Versions[edit]

Contrast in rear light styles: Mark I and Mark II (left); Mark III (right)

Original ("Mark I")[edit]

The original Panorama Elite design, despite its all-new shape, retained the design of grille/headlight surround used on its predecessor, the Panorama I.

The offside emergency exit door was positioned directly behind the driver's cab, and a corresponding short window bay on the nearside, immediately behind the doorway, was of slightly reduced height.

The twin central brightwork strips run together along the side, separating close to the rear end and enclosing the badge. Twin round rear lights are arranged vertically at each side of the boot. An illuminated fleetname display is normally fitted above the boot.

Mark II[edit]

The Panorama Elite II introduced a new grille/headlight surround, slightly squarer and more closely integrated with the trim. The small window, which had been of reduced height on the original design, was made to be of standard height on the Mark II.

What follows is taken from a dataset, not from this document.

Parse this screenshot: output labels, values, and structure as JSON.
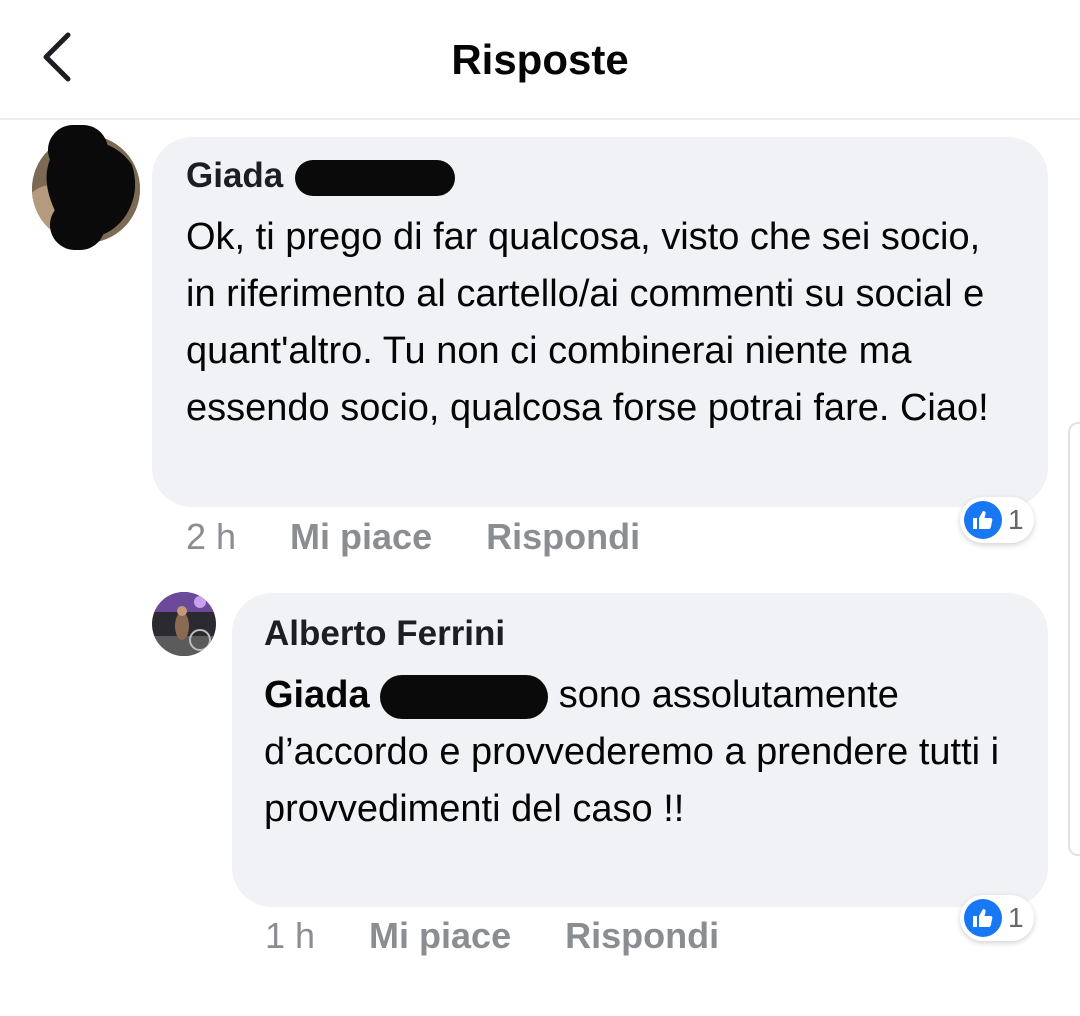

Mark III[edit]

The front end of the Mark III was largely the same as the Mark II, although the illuminated panel or destination display below the windscreen was squared off and given a chrome surround. Also, pantograph windscreen wipers were introduced, although some early Mark IIIs had the older type.

The twin round rear lights were replaced by a single, vertical, lozenge-shaped cluster.

The side trim was revised slightly, with the twin beading strips running separately along the length of the coach, only meeting at the very front. However, this was variable: some operators opted for the older layout instead; Barton Transport requested that the strips separate further back, allowing a larger space for their logo; the National Bus Company generally opted for only a single strip.

The emergency door initially remained behind the cab, but was subsequently repositioned close to the rear.

Elite Express[edit]

All three variants were also produced to the "Express" configuration with wider, two-piece doors. By making the coaches suitable for a dual-purpose role, this allowed operators to take advantage of the British Government's New Bus Grant towards their cost.

Other variations[edit]

Panorama Elite III on Bristol LH6L chassis, 7'6" wide, with Bristol dome

A narrow (7 ft 6 in width) version was sold to some operators.

Bodywork built on Bristol chassis with front-mounted radiators did not have space for a destination indicator or illuminated panel in the usual position below the windscreen, so one was instead positioned in a bulge above the windscreen. This feature thus became known as a "Bristol Dome", even when it was later fitted to other types for different reasons.

Several different lengths were available, including 10 m (32 ft 10 in), 11 m (36 ft 1 in), 12 m (39 ft 4 in). Smaller vehicles, however, continued to be bodied using the older Panorama design, which was replaced by the Supreme in 1974 - a year earlier than it superseded the larger Elite.

Critics[edit]

Bus and coach industry graphic designer Ray Stenning praised the looks of the Panorama Elite III in an article for Buses Annual 1981. He described it as Plaxton's "zenith", adding that it "looked just right [and] still looks just right".[1]

Competitors[edit]

References[edit]

  1. ^ Booth, Gavin (ed.) (1980) Buses Annual 1981 : Ian Allan Ltd., ISBN 0-7110-1047-1